● **Task description**:
Scan the records below. Report the number of lines containing the word "data", and nothing more.

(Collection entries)

═══

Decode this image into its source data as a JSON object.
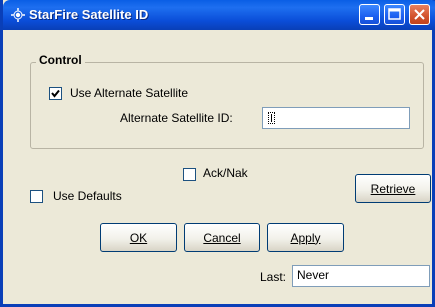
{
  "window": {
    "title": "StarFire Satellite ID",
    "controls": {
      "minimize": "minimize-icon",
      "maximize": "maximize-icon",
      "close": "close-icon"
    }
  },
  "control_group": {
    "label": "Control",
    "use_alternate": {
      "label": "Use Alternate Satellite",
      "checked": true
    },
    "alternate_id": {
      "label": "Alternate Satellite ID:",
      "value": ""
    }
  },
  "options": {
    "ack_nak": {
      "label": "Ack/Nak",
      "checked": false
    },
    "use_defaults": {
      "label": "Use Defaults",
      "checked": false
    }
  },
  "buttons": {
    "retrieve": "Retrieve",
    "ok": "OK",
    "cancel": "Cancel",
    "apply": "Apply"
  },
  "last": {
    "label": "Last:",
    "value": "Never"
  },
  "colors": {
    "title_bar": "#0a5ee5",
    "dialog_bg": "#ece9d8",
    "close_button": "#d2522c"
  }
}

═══

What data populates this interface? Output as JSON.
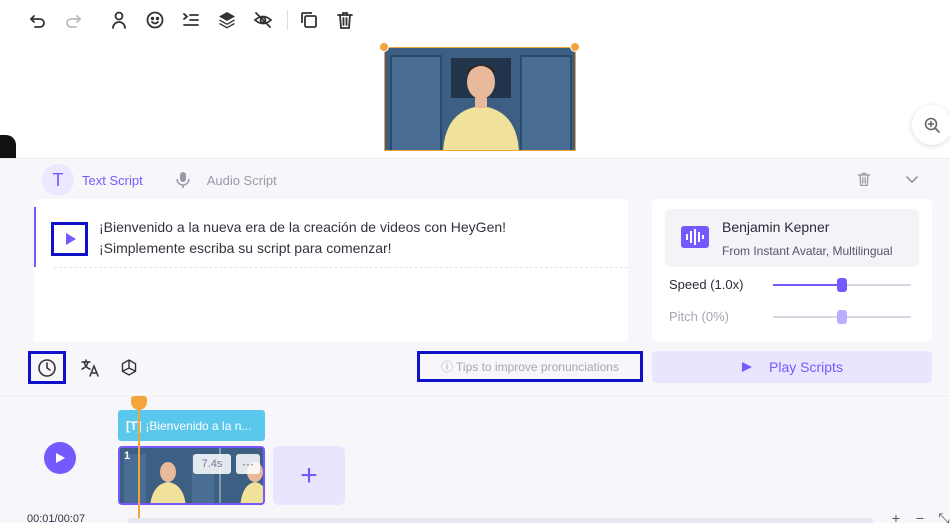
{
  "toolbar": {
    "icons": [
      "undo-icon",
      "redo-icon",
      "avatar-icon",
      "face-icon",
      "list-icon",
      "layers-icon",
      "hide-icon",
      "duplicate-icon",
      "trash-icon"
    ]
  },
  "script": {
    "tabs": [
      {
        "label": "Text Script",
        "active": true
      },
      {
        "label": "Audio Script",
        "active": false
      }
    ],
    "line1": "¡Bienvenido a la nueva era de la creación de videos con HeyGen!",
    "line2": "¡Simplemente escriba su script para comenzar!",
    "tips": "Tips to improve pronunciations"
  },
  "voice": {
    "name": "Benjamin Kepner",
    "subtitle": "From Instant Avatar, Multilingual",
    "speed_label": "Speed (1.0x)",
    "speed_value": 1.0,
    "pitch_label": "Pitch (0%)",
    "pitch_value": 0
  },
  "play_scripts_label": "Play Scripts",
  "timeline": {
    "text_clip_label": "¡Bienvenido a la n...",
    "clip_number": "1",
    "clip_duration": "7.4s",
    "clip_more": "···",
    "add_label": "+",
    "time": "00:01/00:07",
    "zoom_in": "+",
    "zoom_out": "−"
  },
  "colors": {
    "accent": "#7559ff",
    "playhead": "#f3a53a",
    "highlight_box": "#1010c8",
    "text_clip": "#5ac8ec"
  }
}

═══

● **Output for this exercise**:
2